> _Your instructions_: Reproduce every line of the material below, but drop the pictures.
BEGIN Entries shown
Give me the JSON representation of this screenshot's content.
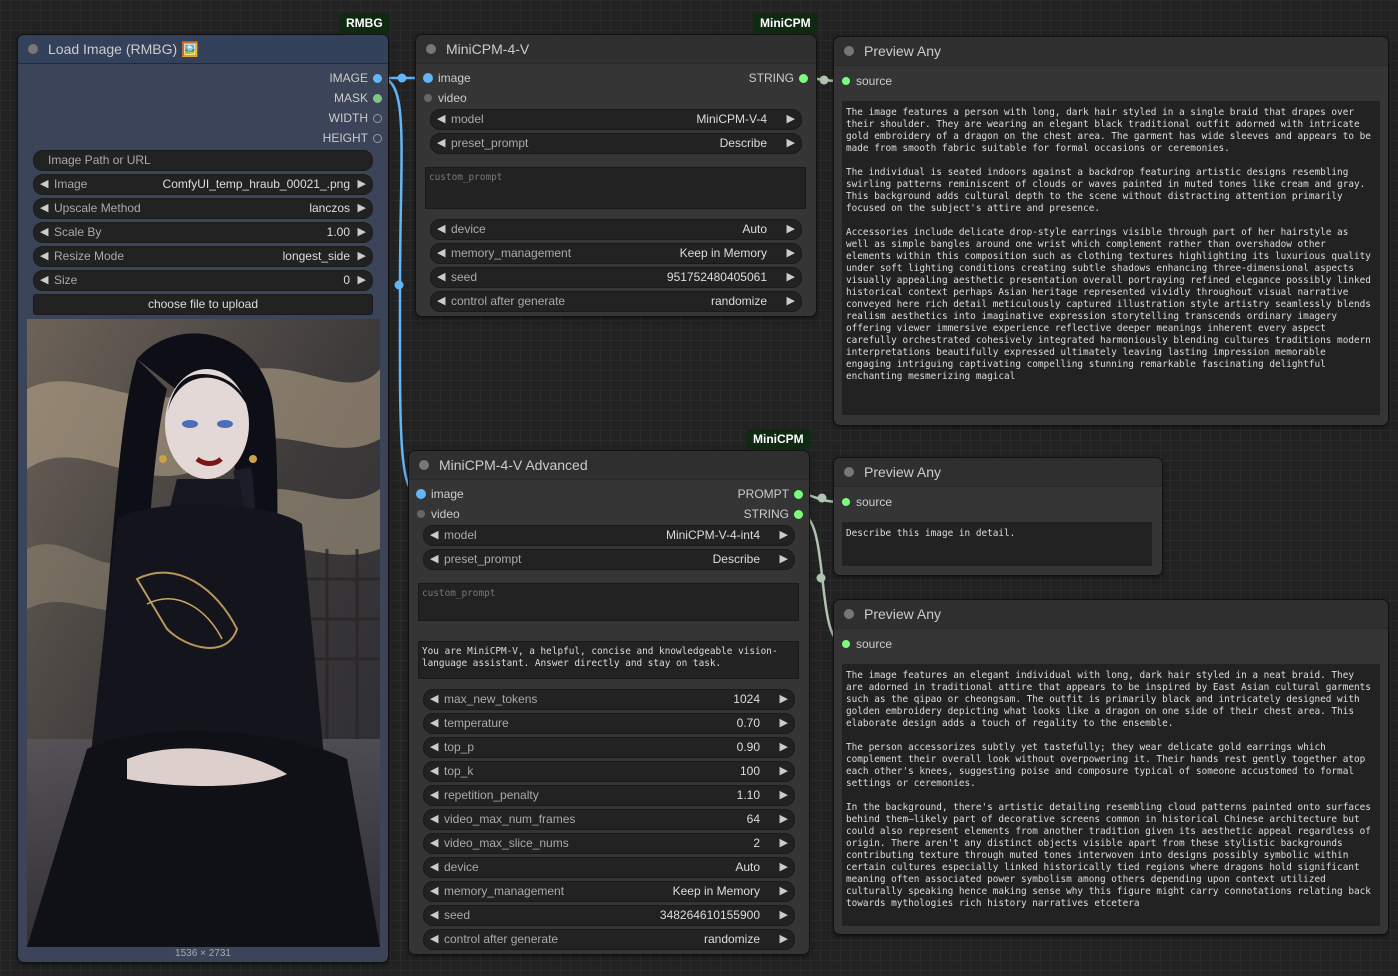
{
  "badges": {
    "rmbg": "RMBG",
    "minicpm1": "MiniCPM",
    "minicpm2": "MiniCPM"
  },
  "load_image": {
    "title": "Load Image (RMBG) 🖼️",
    "outputs": [
      "IMAGE",
      "MASK",
      "WIDTH",
      "HEIGHT"
    ],
    "path_label": "Image Path or URL",
    "widgets": [
      {
        "label": "Image",
        "value": "ComfyUI_temp_hraub_00021_.png"
      },
      {
        "label": "Upscale Method",
        "value": "lanczos"
      },
      {
        "label": "Scale By",
        "value": "1.00"
      },
      {
        "label": "Resize Mode",
        "value": "longest_side"
      },
      {
        "label": "Size",
        "value": "0"
      }
    ],
    "upload_button": "choose file to upload",
    "dimensions": "1536 × 2731"
  },
  "minicpm": {
    "title": "MiniCPM-4-V",
    "inputs": [
      "image",
      "video"
    ],
    "output": "STRING",
    "widgets_top": [
      {
        "label": "model",
        "value": "MiniCPM-V-4"
      },
      {
        "label": "preset_prompt",
        "value": "Describe"
      }
    ],
    "custom_prompt_placeholder": "custom_prompt",
    "widgets_bottom": [
      {
        "label": "device",
        "value": "Auto"
      },
      {
        "label": "memory_management",
        "value": "Keep in Memory"
      },
      {
        "label": "seed",
        "value": "951752480405061"
      },
      {
        "label": "control after generate",
        "value": "randomize"
      }
    ]
  },
  "minicpm_adv": {
    "title": "MiniCPM-4-V Advanced",
    "inputs": [
      "image",
      "video"
    ],
    "outputs": [
      "PROMPT",
      "STRING"
    ],
    "widgets_top": [
      {
        "label": "model",
        "value": "MiniCPM-V-4-int4"
      },
      {
        "label": "preset_prompt",
        "value": "Describe"
      }
    ],
    "custom_prompt_placeholder": "custom_prompt",
    "system_prompt": "You are MiniCPM-V, a helpful, concise and knowledgeable vision-language assistant. Answer directly and stay on task.",
    "widgets_bottom": [
      {
        "label": "max_new_tokens",
        "value": "1024"
      },
      {
        "label": "temperature",
        "value": "0.70"
      },
      {
        "label": "top_p",
        "value": "0.90"
      },
      {
        "label": "top_k",
        "value": "100"
      },
      {
        "label": "repetition_penalty",
        "value": "1.10"
      },
      {
        "label": "video_max_num_frames",
        "value": "64"
      },
      {
        "label": "video_max_slice_nums",
        "value": "2"
      },
      {
        "label": "device",
        "value": "Auto"
      },
      {
        "label": "memory_management",
        "value": "Keep in Memory"
      },
      {
        "label": "seed",
        "value": "348264610155900"
      },
      {
        "label": "control after generate",
        "value": "randomize"
      }
    ]
  },
  "preview1": {
    "title": "Preview Any",
    "input": "source",
    "text": "The image features a person with long, dark hair styled in a single braid that drapes over their shoulder. They are wearing an elegant black traditional outfit adorned with intricate gold embroidery of a dragon on the chest area. The garment has wide sleeves and appears to be made from smooth fabric suitable for formal occasions or ceremonies.\n\nThe individual is seated indoors against a backdrop featuring artistic designs resembling swirling patterns reminiscent of clouds or waves painted in muted tones like cream and gray. This background adds cultural depth to the scene without distracting attention primarily focused on the subject's attire and presence.\n\nAccessories include delicate drop-style earrings visible through part of her hairstyle as well as simple bangles around one wrist which complement rather than overshadow other elements within this composition such as clothing textures highlighting its luxurious quality under soft lighting conditions creating subtle shadows enhancing three-dimensional aspects visually appealing aesthetic presentation overall portraying refined elegance possibly linked historical context perhaps Asian heritage represented vividly throughout visual narrative conveyed here rich detail meticulously captured illustration style artistry seamlessly blends realism aesthetics into imaginative expression storytelling transcends ordinary imagery offering viewer immersive experience reflective deeper meanings inherent every aspect carefully orchestrated cohesively integrated harmoniously blending cultures traditions modern interpretations beautifully expressed ultimately leaving lasting impression memorable engaging intriguing captivating compelling stunning remarkable fascinating delightful enchanting mesmerizing magical"
  },
  "preview2": {
    "title": "Preview Any",
    "input": "source",
    "text": "Describe this image in detail."
  },
  "preview3": {
    "title": "Preview Any",
    "input": "source",
    "text": "The image features an elegant individual with long, dark hair styled in a neat braid. They are adorned in traditional attire that appears to be inspired by East Asian cultural garments such as the qipao or cheongsam. The outfit is primarily black and intricately designed with golden embroidery depicting what looks like a dragon on one side of their chest area. This elaborate design adds a touch of regality to the ensemble.\n\nThe person accessorizes subtly yet tastefully; they wear delicate gold earrings which complement their overall look without overpowering it. Their hands rest gently together atop each other's knees, suggesting poise and composure typical of someone accustomed to formal settings or ceremonies.\n\nIn the background, there's artistic detailing resembling cloud patterns painted onto surfaces behind them—likely part of decorative screens common in historical Chinese architecture but could also represent elements from another tradition given its aesthetic appeal regardless of origin. There aren't any distinct objects visible apart from these stylistic backgrounds contributing texture through muted tones interwoven into designs possibly symbolic within certain cultures especially linked historically tied regions where dragons hold significant meaning often associated power symbolism among others depending upon context utilized culturally speaking hence making sense why this figure might carry connotations relating back towards mythologies rich history narratives etcetera"
  },
  "colors": {
    "image_slot": "#64b5f6",
    "mask_slot": "#81c784",
    "string_slot": "#7cfc7c",
    "wire_image": "#64b5f6",
    "wire_string": "#b0c4b0"
  }
}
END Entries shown
> _Answer to the problem_:
Give me the JSON representation of this screenshot's content.
{
  "badges": {
    "rmbg": "RMBG",
    "minicpm1": "MiniCPM",
    "minicpm2": "MiniCPM"
  },
  "load_image": {
    "title": "Load Image (RMBG) 🖼️",
    "outputs": [
      "IMAGE",
      "MASK",
      "WIDTH",
      "HEIGHT"
    ],
    "path_label": "Image Path or URL",
    "widgets": [
      {
        "label": "Image",
        "value": "ComfyUI_temp_hraub_00021_.png"
      },
      {
        "label": "Upscale Method",
        "value": "lanczos"
      },
      {
        "label": "Scale By",
        "value": "1.00"
      },
      {
        "label": "Resize Mode",
        "value": "longest_side"
      },
      {
        "label": "Size",
        "value": "0"
      }
    ],
    "upload_button": "choose file to upload",
    "dimensions": "1536 × 2731"
  },
  "minicpm": {
    "title": "MiniCPM-4-V",
    "inputs": [
      "image",
      "video"
    ],
    "output": "STRING",
    "widgets_top": [
      {
        "label": "model",
        "value": "MiniCPM-V-4"
      },
      {
        "label": "preset_prompt",
        "value": "Describe"
      }
    ],
    "custom_prompt_placeholder": "custom_prompt",
    "widgets_bottom": [
      {
        "label": "device",
        "value": "Auto"
      },
      {
        "label": "memory_management",
        "value": "Keep in Memory"
      },
      {
        "label": "seed",
        "value": "951752480405061"
      },
      {
        "label": "control after generate",
        "value": "randomize"
      }
    ]
  },
  "minicpm_adv": {
    "title": "MiniCPM-4-V Advanced",
    "inputs": [
      "image",
      "video"
    ],
    "outputs": [
      "PROMPT",
      "STRING"
    ],
    "widgets_top": [
      {
        "label": "model",
        "value": "MiniCPM-V-4-int4"
      },
      {
        "label": "preset_prompt",
        "value": "Describe"
      }
    ],
    "custom_prompt_placeholder": "custom_prompt",
    "system_prompt": "You are MiniCPM-V, a helpful, concise and knowledgeable vision-language assistant. Answer directly and stay on task.",
    "widgets_bottom": [
      {
        "label": "max_new_tokens",
        "value": "1024"
      },
      {
        "label": "temperature",
        "value": "0.70"
      },
      {
        "label": "top_p",
        "value": "0.90"
      },
      {
        "label": "top_k",
        "value": "100"
      },
      {
        "label": "repetition_penalty",
        "value": "1.10"
      },
      {
        "label": "video_max_num_frames",
        "value": "64"
      },
      {
        "label": "video_max_slice_nums",
        "value": "2"
      },
      {
        "label": "device",
        "value": "Auto"
      },
      {
        "label": "memory_management",
        "value": "Keep in Memory"
      },
      {
        "label": "seed",
        "value": "348264610155900"
      },
      {
        "label": "control after generate",
        "value": "randomize"
      }
    ]
  },
  "preview1": {
    "title": "Preview Any",
    "input": "source",
    "text": "The image features a person with long, dark hair styled in a single braid that drapes over their shoulder. They are wearing an elegant black traditional outfit adorned with intricate gold embroidery of a dragon on the chest area. The garment has wide sleeves and appears to be made from smooth fabric suitable for formal occasions or ceremonies.\n\nThe individual is seated indoors against a backdrop featuring artistic designs resembling swirling patterns reminiscent of clouds or waves painted in muted tones like cream and gray. This background adds cultural depth to the scene without distracting attention primarily focused on the subject's attire and presence.\n\nAccessories include delicate drop-style earrings visible through part of her hairstyle as well as simple bangles around one wrist which complement rather than overshadow other elements within this composition such as clothing textures highlighting its luxurious quality under soft lighting conditions creating subtle shadows enhancing three-dimensional aspects visually appealing aesthetic presentation overall portraying refined elegance possibly linked historical context perhaps Asian heritage represented vividly throughout visual narrative conveyed here rich detail meticulously captured illustration style artistry seamlessly blends realism aesthetics into imaginative expression storytelling transcends ordinary imagery offering viewer immersive experience reflective deeper meanings inherent every aspect carefully orchestrated cohesively integrated harmoniously blending cultures traditions modern interpretations beautifully expressed ultimately leaving lasting impression memorable engaging intriguing captivating compelling stunning remarkable fascinating delightful enchanting mesmerizing magical"
  },
  "preview2": {
    "title": "Preview Any",
    "input": "source",
    "text": "Describe this image in detail."
  },
  "preview3": {
    "title": "Preview Any",
    "input": "source",
    "text": "The image features an elegant individual with long, dark hair styled in a neat braid. They are adorned in traditional attire that appears to be inspired by East Asian cultural garments such as the qipao or cheongsam. The outfit is primarily black and intricately designed with golden embroidery depicting what looks like a dragon on one side of their chest area. This elaborate design adds a touch of regality to the ensemble.\n\nThe person accessorizes subtly yet tastefully; they wear delicate gold earrings which complement their overall look without overpowering it. Their hands rest gently together atop each other's knees, suggesting poise and composure typical of someone accustomed to formal settings or ceremonies.\n\nIn the background, there's artistic detailing resembling cloud patterns painted onto surfaces behind them—likely part of decorative screens common in historical Chinese architecture but could also represent elements from another tradition given its aesthetic appeal regardless of origin. There aren't any distinct objects visible apart from these stylistic backgrounds contributing texture through muted tones interwoven into designs possibly symbolic within certain cultures especially linked historically tied regions where dragons hold significant meaning often associated power symbolism among others depending upon context utilized culturally speaking hence making sense why this figure might carry connotations relating back towards mythologies rich history narratives etcetera"
  },
  "colors": {
    "image_slot": "#64b5f6",
    "mask_slot": "#81c784",
    "string_slot": "#7cfc7c",
    "wire_image": "#64b5f6",
    "wire_string": "#b0c4b0"
  }
}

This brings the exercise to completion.